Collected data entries
*** Begin section ***
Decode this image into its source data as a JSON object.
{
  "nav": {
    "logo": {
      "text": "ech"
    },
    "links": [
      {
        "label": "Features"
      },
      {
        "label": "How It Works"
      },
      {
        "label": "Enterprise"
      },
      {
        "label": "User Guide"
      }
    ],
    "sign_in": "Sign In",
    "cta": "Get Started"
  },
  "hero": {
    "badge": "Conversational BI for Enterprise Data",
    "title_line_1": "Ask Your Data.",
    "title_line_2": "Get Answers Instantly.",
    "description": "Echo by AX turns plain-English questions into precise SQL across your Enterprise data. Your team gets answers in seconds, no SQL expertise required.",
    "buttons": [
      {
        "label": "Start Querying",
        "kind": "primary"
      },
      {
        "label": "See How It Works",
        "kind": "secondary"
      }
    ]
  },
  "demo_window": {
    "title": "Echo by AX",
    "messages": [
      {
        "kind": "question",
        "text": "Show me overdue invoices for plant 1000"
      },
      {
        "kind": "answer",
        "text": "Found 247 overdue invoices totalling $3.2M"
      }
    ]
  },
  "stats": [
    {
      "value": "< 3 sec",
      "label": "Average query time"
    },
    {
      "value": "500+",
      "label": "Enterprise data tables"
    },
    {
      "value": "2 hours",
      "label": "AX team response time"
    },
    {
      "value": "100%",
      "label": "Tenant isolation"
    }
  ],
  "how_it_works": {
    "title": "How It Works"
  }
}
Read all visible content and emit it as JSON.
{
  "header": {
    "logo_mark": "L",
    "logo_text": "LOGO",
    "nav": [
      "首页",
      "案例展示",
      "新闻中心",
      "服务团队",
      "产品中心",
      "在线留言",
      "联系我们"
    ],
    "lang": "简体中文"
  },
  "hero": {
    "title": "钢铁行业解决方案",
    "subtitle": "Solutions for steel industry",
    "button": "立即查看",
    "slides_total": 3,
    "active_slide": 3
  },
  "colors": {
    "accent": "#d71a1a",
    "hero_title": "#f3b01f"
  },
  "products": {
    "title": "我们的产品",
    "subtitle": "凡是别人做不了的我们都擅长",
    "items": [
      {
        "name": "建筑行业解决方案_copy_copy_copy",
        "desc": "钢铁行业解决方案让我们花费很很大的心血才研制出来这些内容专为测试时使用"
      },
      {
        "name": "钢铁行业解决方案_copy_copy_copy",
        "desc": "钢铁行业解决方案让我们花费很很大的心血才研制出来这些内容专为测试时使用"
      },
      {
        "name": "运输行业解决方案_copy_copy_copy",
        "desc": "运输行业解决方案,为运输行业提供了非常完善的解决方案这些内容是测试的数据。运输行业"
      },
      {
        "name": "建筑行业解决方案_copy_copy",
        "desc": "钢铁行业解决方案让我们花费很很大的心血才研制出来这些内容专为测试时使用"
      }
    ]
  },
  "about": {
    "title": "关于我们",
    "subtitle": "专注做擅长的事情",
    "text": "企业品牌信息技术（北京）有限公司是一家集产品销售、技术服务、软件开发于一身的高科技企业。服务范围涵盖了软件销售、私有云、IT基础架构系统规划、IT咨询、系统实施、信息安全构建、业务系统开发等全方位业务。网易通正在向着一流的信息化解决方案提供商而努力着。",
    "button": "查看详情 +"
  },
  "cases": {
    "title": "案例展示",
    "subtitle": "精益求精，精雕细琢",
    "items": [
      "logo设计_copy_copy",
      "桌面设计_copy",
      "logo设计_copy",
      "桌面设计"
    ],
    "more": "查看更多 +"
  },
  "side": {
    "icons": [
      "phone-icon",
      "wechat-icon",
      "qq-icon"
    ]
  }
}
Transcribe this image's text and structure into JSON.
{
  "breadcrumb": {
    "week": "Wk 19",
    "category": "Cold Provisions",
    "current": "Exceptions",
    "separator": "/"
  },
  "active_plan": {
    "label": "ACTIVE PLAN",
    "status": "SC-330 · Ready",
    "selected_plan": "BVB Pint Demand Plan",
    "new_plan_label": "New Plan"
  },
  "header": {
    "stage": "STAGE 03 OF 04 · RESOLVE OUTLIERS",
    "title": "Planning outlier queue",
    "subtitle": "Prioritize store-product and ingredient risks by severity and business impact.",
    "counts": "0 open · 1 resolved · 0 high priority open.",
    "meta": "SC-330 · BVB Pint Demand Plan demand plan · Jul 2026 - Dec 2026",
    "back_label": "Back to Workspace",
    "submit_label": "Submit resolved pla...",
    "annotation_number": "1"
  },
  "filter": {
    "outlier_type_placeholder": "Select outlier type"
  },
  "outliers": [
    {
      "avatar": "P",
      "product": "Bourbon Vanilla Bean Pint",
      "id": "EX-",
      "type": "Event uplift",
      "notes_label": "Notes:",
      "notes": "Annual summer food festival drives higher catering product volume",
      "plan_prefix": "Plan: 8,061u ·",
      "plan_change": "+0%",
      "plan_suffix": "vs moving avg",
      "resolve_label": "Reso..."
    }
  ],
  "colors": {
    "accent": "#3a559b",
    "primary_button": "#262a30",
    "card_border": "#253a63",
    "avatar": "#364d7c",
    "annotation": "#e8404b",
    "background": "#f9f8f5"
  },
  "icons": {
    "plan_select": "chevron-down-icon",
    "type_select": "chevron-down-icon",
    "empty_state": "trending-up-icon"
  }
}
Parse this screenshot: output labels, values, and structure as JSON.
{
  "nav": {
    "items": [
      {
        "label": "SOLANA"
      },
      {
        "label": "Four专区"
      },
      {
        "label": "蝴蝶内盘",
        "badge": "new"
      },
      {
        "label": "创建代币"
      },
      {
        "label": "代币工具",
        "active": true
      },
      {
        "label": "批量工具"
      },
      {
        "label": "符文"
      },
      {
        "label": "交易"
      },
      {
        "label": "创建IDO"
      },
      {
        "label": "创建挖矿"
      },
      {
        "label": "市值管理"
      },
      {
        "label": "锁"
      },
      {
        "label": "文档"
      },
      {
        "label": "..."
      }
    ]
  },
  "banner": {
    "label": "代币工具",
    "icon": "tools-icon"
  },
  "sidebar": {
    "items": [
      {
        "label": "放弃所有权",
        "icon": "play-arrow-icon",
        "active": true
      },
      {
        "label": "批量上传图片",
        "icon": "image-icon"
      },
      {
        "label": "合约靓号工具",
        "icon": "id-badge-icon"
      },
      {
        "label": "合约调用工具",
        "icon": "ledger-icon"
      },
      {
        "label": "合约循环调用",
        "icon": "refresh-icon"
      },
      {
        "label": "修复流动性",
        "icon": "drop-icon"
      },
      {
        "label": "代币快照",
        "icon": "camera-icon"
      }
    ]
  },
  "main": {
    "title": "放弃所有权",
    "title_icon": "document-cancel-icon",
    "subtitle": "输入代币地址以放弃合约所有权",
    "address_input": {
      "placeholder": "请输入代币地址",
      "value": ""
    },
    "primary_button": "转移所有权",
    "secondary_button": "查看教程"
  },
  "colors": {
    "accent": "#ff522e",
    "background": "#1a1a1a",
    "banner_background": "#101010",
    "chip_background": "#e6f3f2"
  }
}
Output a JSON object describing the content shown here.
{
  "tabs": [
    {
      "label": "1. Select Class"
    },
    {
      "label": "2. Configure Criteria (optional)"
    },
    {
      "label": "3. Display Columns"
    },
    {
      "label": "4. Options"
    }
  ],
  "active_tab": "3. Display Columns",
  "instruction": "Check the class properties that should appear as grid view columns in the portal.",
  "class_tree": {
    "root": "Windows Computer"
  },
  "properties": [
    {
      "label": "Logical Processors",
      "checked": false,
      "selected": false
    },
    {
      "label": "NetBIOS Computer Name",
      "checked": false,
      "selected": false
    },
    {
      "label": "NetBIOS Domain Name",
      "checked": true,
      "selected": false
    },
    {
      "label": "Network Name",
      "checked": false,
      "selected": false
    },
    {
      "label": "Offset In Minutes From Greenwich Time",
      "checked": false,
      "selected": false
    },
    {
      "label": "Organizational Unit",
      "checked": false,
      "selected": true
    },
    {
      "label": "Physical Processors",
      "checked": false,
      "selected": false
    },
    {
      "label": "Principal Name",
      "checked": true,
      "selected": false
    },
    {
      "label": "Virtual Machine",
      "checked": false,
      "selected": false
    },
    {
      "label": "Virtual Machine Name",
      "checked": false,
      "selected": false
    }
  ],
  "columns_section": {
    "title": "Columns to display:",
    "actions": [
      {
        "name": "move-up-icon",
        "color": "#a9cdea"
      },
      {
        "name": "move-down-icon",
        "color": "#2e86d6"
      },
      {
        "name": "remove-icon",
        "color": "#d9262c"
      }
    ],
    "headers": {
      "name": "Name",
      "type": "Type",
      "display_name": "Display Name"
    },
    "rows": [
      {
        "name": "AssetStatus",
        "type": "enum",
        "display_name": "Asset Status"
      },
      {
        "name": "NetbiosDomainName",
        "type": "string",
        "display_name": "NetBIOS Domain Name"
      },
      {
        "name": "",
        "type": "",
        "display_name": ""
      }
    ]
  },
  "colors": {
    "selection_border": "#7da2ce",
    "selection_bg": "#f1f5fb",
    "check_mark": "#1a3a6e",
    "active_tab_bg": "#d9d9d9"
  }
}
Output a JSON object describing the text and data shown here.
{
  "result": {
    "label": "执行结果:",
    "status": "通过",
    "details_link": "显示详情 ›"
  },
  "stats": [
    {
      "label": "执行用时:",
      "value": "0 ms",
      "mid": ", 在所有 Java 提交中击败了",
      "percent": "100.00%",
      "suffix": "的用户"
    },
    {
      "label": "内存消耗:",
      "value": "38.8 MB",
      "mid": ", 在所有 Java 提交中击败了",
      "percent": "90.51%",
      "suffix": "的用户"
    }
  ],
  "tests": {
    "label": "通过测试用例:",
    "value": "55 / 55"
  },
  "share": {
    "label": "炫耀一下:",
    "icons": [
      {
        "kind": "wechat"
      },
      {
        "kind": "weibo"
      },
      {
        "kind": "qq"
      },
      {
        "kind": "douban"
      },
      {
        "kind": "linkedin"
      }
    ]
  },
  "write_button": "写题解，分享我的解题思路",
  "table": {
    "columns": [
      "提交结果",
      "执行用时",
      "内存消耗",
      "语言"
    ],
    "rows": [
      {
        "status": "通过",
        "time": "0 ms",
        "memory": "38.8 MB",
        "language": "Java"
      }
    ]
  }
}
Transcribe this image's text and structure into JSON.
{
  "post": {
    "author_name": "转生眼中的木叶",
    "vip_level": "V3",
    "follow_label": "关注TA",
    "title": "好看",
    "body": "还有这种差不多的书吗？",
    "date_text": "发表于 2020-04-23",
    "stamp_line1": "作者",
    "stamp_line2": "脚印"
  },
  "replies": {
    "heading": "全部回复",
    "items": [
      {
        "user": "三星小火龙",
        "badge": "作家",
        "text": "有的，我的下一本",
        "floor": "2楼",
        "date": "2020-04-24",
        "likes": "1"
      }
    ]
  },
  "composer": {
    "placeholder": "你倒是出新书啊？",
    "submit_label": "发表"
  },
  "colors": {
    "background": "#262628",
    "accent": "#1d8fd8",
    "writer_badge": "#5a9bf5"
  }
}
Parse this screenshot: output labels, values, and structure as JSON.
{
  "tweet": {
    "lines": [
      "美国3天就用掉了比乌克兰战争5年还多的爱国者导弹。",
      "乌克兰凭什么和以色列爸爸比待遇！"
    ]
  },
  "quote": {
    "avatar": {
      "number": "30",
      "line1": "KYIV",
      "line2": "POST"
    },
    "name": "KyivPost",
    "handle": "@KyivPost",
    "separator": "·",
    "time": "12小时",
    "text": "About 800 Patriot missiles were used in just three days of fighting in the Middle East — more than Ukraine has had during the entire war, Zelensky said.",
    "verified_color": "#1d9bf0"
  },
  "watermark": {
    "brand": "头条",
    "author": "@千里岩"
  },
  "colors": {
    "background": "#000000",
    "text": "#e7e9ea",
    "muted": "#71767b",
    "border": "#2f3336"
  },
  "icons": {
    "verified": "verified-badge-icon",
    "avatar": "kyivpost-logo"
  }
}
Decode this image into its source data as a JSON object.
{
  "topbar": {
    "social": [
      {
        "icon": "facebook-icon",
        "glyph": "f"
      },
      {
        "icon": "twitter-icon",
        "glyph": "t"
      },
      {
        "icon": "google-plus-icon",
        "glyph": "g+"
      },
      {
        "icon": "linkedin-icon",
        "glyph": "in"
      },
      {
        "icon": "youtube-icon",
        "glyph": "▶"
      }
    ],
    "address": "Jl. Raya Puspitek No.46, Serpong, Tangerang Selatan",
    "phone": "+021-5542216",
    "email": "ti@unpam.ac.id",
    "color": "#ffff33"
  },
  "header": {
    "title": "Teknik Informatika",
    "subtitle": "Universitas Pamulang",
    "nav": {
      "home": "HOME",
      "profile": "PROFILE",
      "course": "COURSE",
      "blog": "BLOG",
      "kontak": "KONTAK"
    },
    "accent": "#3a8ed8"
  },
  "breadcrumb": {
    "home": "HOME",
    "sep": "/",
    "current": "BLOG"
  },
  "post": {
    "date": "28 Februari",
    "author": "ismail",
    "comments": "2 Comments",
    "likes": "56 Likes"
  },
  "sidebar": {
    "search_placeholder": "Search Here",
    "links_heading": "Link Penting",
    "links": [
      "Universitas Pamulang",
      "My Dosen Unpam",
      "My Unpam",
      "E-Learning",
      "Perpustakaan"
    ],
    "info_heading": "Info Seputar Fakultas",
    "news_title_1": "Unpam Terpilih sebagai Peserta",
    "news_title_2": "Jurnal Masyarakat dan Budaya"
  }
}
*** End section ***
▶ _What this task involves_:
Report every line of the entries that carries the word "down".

▶ _Written answer_:
    "plan_select": "chevron-down-icon",
    "type_select": "chevron-down-icon",
        "name": "move-down-icon",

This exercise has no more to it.